At the time it appeared that the Diamondbacks had little to gain from the three-team trade where they sent Max Scherzer and Daniel Schlereth to the Tigers. The Yankees got Curtis Granderson, while the Tigers got Scherzer, Schlereth, Austin Jackson, and Phil Coke. The Diamondbacks essentially replaced Scherzer, a young and promising pitcher, with Edwin Jackson, who was a known quantity at the time, and then added Kennedy, who had been a disappointment in a 2008 big league stint and had been hurt most of 2009. They might have filled out their rotation, but there appeared to be a downgrade in quality.
A few months later, as is the case with any trade, the outlook changed. Kennedy was in the midst of a quality season, but it was Jackson who was trailing.

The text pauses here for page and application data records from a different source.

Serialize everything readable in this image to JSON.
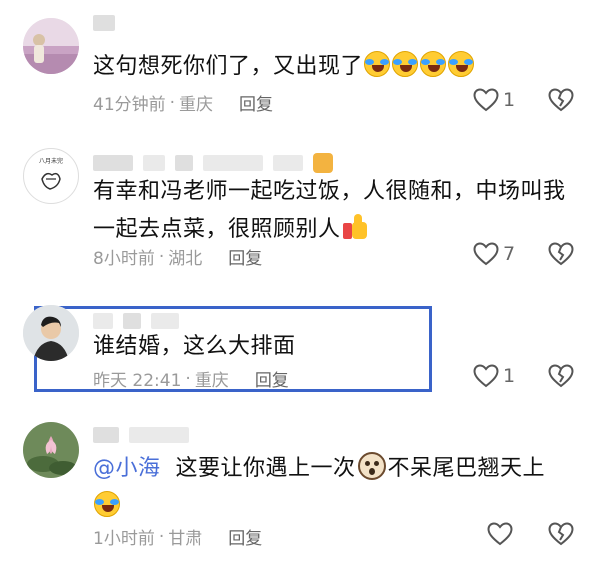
{
  "comments": [
    {
      "text_before": "这句想死你们了，又出现了",
      "emoji_count": 4,
      "time": "41分钟前",
      "location": "重庆",
      "reply": "回复",
      "likes": "1"
    },
    {
      "text_line1": "有幸和冯老师一起吃过饭，人很随和，中场叫我",
      "text_line2": "一起去点菜，很照顾别人",
      "time": "8小时前",
      "location": "湖北",
      "reply": "回复",
      "likes": "7"
    },
    {
      "text": "谁结婚，这么大排面",
      "time": "昨天 22:41",
      "location": "重庆",
      "reply": "回复",
      "likes": "1"
    },
    {
      "mention": "@小海",
      "text_mid": "这要让你遇上一次",
      "text_end": "不呆尾巴翘天上",
      "time": "1小时前",
      "location": "甘肃",
      "reply": "回复",
      "likes": ""
    }
  ],
  "avatar2_text": "八月未完",
  "dot": "·",
  "icons": [
    "heart-outline-icon",
    "broken-heart-icon",
    "laughing-crying-emoji",
    "thumbs-up-emoji",
    "dog-face-emoji"
  ],
  "colors": {
    "highlight": "#3a63c9",
    "mention": "#4a6fd8",
    "meta": "#9a9a9a"
  }
}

No hitter be damned, he still had a 5.16 ERA and 4.24 FIP at the end of July, and was doing the last place Diamondbacks little good. And so, for the second time in a month, the DBacks traded their nominal best pitcher. First it was Dan Haren, and then it was Jackson, going to the White Sox for Daniel Hudson. In a span of six months the Diamondbacks turned one promising young starter into two. Those two are currently carrying the pitching staff.
In terms of ERA, Kennedy has led the staff with a 3.01 mark through 116.2 innings. (Josh Collmenter has a lower ERA, but is 50 innings behind.) He has pitched right along the lines of his scouting report: high 80s fastball with some movement, three off-speed and breaking pitches that he’ll mix to almost equal degrees. With that arsenal he’s struck out 7.48 per nine, which leads all DBacks starters, and walked just 2.31 per nine. His 3.34 FIP, however, isn’t quite as shiny as Hudson’s, which is 2.69. That comes mostly from a minuscule 0.39 HR/9. His .303 BABIP has helped bump his ERA up into the mid 3s. Both Kennedy and Hudson lead the team with nearly identical xFIP marks, right around 3.45.
That’s not to say they would have done poorly by staying out of the deal and retaining Scherzer. Despite a short trip to the minors after a rough start last season he still turned in a fine performance, 3.50/3.71/3.79 (ERA/FIP/xFIP). He’s struggled at times this year, particularly with the home run ball, but he can certainly turn it around, as he did last year. But that would still give the Diamondbacks only one quality starter. The point of the trade, said former GM Josh Byrnes, was to replace Scherzer with two quality starters. Little did he know that while the plan would work out, the second quality starter would come from a later trade consummated by his interim replacement.
The Diamondbacks’ surge into relevancy has come as a surprise, mainly because they’re similar in composition to last year. While the bullpen’s improvement — -2.1 WAR last year, +1.9 WAR this year — makes a big dent, so does the starting staff. They produced just 9.6 WAR all of last year, with a 4.40 ERA and 4.62 FIP, but this year they’re already at 6.9 WAR with a 4.05 ERA and 4.07 FIP. Kennedy and Hudson stand out from the pack, providing innings and effectiveness that have helped stabilize what was a rough pitching situation in the desert. There’s plenty of season to go, but at least for the first half the Diamondbacks have benefited greatly from a trade that no one thought they’d win.